*** Extracted entries Section Begins ***
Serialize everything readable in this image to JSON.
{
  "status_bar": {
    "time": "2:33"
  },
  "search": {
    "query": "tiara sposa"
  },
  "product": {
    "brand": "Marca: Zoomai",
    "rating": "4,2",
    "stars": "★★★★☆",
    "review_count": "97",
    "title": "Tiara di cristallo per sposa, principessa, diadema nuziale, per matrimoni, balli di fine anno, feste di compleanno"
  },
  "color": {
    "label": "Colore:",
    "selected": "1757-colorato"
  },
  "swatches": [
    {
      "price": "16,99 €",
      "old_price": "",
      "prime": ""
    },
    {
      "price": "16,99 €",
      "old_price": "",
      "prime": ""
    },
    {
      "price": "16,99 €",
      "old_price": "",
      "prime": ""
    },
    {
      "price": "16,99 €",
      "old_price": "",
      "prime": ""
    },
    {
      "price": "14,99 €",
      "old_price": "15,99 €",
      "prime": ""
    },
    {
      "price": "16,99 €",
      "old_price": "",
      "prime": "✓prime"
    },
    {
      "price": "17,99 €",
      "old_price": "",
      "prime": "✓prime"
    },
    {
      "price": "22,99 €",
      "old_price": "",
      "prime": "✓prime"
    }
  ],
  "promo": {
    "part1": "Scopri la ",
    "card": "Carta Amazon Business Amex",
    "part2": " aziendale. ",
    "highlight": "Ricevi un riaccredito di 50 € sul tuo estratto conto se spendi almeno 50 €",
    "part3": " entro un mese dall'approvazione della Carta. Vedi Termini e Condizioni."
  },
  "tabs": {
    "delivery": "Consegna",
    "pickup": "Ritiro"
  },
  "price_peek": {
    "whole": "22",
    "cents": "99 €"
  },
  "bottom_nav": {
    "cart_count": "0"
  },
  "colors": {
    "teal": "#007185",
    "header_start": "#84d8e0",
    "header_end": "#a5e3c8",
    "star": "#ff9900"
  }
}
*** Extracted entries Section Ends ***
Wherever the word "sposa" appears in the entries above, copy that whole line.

    "query": "tiara sposa"
    "title": "Tiara di cristallo per sposa, principessa, diadema nuziale, per matrimoni, balli di fine anno, feste di compleanno"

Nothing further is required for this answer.